Like many people, I tend to skim when I reach a less interesting part of a book. One of the benefits of audiobooks is that you hear all the words. I have worn out two paperback sets of The Lord of the Rings, yet when I listened to the unabridged audio recording, I “heard” much I never had before, particularly the beauty of Tolkien’s writing about nature. It can be like discovering a well-loved story all over again. You gain a new appreciation of language when you hear it rather than read it.
One of the interesting things about audiobooks is that a well-known story may be recorded by different people, which can make each narrative distinctive. For instance, The Lord of the Rings has been recorded by a BBC cast; Recorded Books has put out an unabridged edition read by Robert Ingles; and Tolkien himself has been recorded reading parts of the trilogy. The unique interpretations make certain parts dramatic, or touching. Ian Holmes’ (BBC) suffering and exhausted Frodo is very different from the stoic, quietly heroic Frodo of Robert Ingles.
One thing you quickly realize as you listen is that a narrator can make or break a story. I listened to a version of Journey to the Center of the Earth, with a narrator that totally removed both the dramatic tension and interest from the story. On the other hand, David Case does such an amazing reading of The Count of Monte Cristo, that after borrowing it twice from the library, I bought my own copy of a story I had never paid much attention to before. It’s a good reminder that an author is only part of a book. The rest belongs to the reader and/or listener.
Some authors are also excellent narrators. Hearing Neil Gaiman read any of his works is a delight. When the author reads, you then know what parts of a story he or she intended to be emphasized, or funny, or dramatic.
The last, and perhaps the best, reason for audiobooks is the delightful feeling of being read to. From wise men or women telling stories around ancient campfires to parents reading fairy tales to their children, human beings have always loved listening to stories.

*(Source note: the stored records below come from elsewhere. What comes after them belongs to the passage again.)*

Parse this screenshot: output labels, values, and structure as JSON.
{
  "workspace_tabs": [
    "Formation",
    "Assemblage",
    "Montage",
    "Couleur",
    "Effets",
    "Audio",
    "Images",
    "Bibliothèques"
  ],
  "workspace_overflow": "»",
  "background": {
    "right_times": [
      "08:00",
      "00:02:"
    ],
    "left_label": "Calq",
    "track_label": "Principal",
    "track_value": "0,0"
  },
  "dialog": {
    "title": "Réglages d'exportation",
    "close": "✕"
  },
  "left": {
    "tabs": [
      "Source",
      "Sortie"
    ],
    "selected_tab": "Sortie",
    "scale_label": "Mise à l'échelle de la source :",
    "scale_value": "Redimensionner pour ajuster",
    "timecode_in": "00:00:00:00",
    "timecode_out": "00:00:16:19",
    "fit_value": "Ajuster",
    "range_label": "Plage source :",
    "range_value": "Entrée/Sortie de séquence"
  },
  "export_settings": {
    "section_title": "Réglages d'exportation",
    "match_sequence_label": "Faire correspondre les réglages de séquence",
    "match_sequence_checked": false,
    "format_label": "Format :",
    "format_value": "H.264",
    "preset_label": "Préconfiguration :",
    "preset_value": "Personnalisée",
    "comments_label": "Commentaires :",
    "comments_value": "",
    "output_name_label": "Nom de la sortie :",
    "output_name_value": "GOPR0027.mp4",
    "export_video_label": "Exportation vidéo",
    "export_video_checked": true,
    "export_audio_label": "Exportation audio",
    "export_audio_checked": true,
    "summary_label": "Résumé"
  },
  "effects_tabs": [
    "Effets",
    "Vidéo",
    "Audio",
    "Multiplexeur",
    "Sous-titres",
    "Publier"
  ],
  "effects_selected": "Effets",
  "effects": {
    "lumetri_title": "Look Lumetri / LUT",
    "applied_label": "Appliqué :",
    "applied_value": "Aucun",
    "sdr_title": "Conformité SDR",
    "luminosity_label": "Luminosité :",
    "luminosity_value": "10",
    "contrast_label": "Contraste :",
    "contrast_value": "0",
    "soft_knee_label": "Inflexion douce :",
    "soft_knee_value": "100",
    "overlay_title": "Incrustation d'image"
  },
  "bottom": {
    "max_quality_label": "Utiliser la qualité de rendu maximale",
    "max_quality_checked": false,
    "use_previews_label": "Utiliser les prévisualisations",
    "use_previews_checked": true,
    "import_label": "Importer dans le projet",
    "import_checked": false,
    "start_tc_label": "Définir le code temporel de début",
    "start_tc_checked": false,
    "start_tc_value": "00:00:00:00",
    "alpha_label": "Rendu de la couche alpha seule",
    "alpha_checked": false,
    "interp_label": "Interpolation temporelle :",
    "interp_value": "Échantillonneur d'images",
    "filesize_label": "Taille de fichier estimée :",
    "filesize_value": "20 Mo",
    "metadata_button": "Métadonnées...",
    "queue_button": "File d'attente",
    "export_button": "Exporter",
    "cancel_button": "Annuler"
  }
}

So go to your library or join Audible or download free readings from the Web. Pick up a couple of unabridged audiobooks. Subscribe to podcasts. Listen, enjoy, and learn. If you have never done this before, I urge you to try it. It will add a whole new dimension to your enjoyment of books, whether fiction or nonfiction.
A few quotes about audiobooks.
I’ve never listened to an audiobook before, and I have to say it’s a totally different experience. When you read a book, the story definitely takes place in your head. When you listen, it seems to happen in a little cloud all around it, like a fuzzy knit cap pulled down over your eyes–Robin Sloan (Mr. Penumbra’s 24-Hour Bookstore)
Audiobooks speak for themselves.–Paul Acampora (I Kill the Mockingbird)
Narrators can make or break your audiobook experience. Make sure your read first. always remember who’s voice you can stand and try to stick to these people otherwise your will end up hating the book.–Unknown
I love audio books, and when I paint I’m always listening to a book. I find that my imagination really takes flight in the painting process when I’m listening to audio books.–Thomas Kinkade
Sit back. Relax. Kick off your shoes, put up your feet, and get your ear buds in. It’s audiobook time!–David Radtke
The companionship and delight of a voice telling stories is incomparable.–Stephen Fry
Find nearly 9000 inspirational quotes and a link to the Quote of the Day list, as well as quotation related merchandise, at http://www.quotelady.com.